DS: Let me ask you this. So, I think most, do you believe most security leaders think this way the way we’ve been touched talking? Yes?
PD: I believe that they do but I believe that they’re afraid to act upon the way that they think.
DS: Interest point. So, because I I’m talking to another security leader about it and he said yeah, I’d love to talk to the other security leaders in my industry but oh jeez my CEO wouldn’t like that at all. Like so how does let’s bubble this up to this discussion. How would you as a security leader talk to your CEO like yes, you want me to have a frank discussion with my direct competitor?
DS: So, how would you, we’re having that discussion. What would I’m the CEO? You’re coming to me. What would you say?
PD: In Instead of well actually I would come directly to you.
DS: By the way thanks for promoting me to CEO, by the way. I’m going to thank you.
PD: Anytime for that bonus for you.
DS: You can.
PD: So, if I’m coming to you as my CEO and I’m telling you that, look I know that we are Taco franchise 22 and I want to speak with Burger Franchise one.

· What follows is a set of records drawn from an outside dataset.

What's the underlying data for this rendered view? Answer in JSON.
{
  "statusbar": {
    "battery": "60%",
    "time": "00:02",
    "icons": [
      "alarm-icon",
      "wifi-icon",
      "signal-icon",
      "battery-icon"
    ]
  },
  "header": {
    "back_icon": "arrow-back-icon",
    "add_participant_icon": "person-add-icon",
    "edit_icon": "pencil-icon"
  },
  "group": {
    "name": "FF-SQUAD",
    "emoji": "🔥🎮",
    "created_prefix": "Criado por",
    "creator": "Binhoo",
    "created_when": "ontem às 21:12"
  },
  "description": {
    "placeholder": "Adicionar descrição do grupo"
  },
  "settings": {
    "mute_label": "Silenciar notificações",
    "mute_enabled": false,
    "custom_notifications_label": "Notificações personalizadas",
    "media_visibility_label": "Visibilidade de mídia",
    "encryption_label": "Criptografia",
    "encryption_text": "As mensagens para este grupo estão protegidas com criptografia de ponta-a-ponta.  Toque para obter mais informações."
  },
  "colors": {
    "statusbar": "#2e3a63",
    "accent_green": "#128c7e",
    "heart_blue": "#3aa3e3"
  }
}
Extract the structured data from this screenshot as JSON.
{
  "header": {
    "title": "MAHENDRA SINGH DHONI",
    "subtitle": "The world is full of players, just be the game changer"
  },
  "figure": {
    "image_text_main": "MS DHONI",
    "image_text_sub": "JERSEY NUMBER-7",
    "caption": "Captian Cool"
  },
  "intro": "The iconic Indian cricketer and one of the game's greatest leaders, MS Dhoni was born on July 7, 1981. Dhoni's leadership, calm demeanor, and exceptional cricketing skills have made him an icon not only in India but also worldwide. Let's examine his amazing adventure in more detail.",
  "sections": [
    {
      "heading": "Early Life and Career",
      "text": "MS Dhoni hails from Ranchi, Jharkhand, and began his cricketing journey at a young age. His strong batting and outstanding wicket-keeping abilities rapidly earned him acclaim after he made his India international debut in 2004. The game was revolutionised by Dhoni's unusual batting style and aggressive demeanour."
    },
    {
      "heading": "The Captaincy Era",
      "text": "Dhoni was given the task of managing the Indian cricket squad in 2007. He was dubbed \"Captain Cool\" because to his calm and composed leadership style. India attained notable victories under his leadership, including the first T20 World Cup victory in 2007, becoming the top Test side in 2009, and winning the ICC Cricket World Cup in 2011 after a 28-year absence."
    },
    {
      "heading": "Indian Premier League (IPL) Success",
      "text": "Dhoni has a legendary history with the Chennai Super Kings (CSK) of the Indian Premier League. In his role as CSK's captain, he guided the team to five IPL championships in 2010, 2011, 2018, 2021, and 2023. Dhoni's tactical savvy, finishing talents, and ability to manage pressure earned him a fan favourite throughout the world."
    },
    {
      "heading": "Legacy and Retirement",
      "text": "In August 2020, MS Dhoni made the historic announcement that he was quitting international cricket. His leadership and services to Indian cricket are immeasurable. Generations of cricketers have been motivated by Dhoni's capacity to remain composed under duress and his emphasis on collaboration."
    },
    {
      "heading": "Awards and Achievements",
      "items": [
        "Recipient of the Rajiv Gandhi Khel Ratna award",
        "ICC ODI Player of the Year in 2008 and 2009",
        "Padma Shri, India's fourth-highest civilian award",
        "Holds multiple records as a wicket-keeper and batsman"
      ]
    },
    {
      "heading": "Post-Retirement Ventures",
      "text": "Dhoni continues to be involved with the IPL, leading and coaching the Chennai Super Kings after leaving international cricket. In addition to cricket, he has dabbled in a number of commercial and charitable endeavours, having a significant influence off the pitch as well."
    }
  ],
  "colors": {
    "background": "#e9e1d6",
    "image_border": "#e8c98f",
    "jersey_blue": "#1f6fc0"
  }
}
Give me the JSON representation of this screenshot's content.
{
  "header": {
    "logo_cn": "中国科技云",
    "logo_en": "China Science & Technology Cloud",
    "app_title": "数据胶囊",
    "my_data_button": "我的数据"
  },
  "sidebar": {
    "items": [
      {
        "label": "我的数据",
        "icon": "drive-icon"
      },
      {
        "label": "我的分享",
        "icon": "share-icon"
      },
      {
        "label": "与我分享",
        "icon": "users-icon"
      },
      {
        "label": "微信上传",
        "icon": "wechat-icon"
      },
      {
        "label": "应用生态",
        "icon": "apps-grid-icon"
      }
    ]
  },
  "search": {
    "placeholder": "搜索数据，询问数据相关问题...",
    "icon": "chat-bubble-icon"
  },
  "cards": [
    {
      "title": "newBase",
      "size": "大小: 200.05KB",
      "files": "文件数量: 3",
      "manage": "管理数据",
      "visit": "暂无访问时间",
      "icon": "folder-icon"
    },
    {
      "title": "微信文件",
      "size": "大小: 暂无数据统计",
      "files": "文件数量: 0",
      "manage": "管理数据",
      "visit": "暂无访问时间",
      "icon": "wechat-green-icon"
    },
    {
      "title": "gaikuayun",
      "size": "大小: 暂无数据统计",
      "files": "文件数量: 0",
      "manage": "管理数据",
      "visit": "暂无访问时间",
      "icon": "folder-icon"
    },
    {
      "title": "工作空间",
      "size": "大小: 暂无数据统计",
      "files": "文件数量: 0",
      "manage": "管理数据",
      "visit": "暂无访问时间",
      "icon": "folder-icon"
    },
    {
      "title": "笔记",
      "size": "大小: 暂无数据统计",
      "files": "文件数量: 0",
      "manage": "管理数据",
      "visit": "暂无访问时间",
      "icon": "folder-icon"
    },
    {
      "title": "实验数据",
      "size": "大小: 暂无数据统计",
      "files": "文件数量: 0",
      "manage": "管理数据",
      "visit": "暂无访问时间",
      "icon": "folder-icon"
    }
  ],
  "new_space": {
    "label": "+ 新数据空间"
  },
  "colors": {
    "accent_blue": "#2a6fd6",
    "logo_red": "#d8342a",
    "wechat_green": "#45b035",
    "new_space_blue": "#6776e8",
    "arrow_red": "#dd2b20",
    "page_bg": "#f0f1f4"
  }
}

Okay. I want to speak to their security team. I would position this in a way to where you clearly understood the benefits of this conversation.
PD: And it sounds simple. We’re using simple terms here but the realistic point of view here is that when we’re talking about the sharing of knowledge, right. We’re not talking about sharing my sales targets, my promotion models, my business objectives. What we’re talking about is sharing an understanding of how to secure my front door, how to secure my backdoor, and how to make sure that my motion sensors all throughout the house are active, alright? That’s what we’re discussing.
So, me coming to you as a CEO, I’m going to tell you, look, we have a lot of great momentum going here. We have a good understanding of our security practices and models but we only understand what we touch, okay. If we are looking to grow beyond our current knowledge point, then we need outside influence.
DS: You got my okay.
PD: Thank you.
DS: Thank you so much, Preston. I appreciate it.
PD: I appreciate the time. Thank you for having me.